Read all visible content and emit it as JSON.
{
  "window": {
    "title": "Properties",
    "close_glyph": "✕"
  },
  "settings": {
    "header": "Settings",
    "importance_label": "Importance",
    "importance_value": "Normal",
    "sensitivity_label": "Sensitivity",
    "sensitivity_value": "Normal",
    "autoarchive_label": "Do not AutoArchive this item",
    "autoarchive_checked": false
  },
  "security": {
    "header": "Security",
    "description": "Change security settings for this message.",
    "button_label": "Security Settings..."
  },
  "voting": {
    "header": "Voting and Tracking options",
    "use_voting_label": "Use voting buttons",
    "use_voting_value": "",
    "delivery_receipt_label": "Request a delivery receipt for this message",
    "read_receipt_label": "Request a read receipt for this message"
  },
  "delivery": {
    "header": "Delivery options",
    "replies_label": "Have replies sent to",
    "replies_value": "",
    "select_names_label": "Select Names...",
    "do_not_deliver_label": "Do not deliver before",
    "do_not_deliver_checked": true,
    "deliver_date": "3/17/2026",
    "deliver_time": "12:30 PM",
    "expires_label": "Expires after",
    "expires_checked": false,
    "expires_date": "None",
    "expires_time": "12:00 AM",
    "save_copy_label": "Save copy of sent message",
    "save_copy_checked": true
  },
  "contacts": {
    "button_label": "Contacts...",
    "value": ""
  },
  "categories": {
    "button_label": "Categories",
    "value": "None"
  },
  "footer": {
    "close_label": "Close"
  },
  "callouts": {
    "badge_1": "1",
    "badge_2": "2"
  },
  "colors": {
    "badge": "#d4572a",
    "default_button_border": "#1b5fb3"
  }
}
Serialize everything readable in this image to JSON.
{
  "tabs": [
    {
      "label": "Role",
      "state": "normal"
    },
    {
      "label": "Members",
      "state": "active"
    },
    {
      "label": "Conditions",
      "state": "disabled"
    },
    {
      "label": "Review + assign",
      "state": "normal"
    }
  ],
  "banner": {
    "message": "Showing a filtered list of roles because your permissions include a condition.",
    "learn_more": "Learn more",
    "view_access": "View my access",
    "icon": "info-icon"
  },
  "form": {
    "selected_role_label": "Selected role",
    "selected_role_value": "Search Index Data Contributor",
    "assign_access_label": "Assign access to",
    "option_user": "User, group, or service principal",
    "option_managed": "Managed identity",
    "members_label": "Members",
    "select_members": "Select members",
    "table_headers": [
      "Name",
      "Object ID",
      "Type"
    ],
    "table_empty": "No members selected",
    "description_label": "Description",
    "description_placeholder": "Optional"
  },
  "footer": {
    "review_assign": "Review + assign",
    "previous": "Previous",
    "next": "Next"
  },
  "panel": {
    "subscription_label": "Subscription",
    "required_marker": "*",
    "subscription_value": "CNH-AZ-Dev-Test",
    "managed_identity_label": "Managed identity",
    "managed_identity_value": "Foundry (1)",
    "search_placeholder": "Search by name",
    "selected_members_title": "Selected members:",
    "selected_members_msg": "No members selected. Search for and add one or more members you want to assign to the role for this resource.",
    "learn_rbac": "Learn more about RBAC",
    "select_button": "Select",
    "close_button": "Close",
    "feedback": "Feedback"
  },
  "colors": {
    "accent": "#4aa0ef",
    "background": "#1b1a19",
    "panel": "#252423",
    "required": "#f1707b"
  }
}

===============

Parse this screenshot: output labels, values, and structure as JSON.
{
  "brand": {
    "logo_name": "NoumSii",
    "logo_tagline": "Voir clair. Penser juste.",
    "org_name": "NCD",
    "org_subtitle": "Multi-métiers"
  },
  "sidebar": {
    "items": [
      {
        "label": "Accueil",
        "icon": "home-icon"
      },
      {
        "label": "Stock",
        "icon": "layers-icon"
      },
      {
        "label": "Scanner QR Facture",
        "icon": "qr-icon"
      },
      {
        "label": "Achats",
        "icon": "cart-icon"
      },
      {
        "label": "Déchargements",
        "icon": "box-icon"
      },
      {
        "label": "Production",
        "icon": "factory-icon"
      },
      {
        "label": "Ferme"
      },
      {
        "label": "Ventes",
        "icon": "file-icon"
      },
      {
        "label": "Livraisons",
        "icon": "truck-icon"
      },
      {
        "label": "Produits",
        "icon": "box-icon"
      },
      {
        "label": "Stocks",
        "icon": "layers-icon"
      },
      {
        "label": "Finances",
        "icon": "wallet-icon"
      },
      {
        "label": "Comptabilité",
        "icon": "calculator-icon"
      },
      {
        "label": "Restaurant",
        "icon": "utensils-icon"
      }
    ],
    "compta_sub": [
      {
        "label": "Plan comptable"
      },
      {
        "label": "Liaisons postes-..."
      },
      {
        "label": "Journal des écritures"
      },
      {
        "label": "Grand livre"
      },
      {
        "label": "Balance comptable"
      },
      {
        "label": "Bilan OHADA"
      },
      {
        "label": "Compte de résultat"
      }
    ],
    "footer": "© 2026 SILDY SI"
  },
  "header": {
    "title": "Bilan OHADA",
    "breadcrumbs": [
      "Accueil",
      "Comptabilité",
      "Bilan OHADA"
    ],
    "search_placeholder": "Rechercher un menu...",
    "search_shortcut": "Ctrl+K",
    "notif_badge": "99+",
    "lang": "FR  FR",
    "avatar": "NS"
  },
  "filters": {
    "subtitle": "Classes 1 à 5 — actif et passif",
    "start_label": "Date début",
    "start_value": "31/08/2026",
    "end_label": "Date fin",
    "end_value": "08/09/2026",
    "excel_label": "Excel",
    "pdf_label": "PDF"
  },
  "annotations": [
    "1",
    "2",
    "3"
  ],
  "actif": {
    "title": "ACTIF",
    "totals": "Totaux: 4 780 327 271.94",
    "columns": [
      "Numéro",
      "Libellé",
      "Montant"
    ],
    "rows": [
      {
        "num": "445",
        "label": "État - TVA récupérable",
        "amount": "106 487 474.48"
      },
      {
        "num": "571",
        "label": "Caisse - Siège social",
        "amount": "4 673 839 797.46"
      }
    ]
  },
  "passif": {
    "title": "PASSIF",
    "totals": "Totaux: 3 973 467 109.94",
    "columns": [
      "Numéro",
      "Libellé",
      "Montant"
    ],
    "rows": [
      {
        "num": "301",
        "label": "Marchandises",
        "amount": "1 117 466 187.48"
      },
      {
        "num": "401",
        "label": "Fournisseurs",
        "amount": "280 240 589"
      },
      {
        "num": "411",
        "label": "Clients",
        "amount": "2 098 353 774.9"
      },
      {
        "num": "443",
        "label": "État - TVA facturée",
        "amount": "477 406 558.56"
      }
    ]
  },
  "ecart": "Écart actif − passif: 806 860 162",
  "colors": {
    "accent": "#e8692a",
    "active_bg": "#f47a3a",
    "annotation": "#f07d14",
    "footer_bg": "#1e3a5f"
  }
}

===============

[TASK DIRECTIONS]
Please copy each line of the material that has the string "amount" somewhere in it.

[COMPLETED TASK]
        "amount": "106 487 474.48"
        "amount": "4 673 839 797.46"
        "amount": "1 117 466 187.48"
        "amount": "280 240 589"
        "amount": "2 098 353 774.9"
        "amount": "477 406 558.56"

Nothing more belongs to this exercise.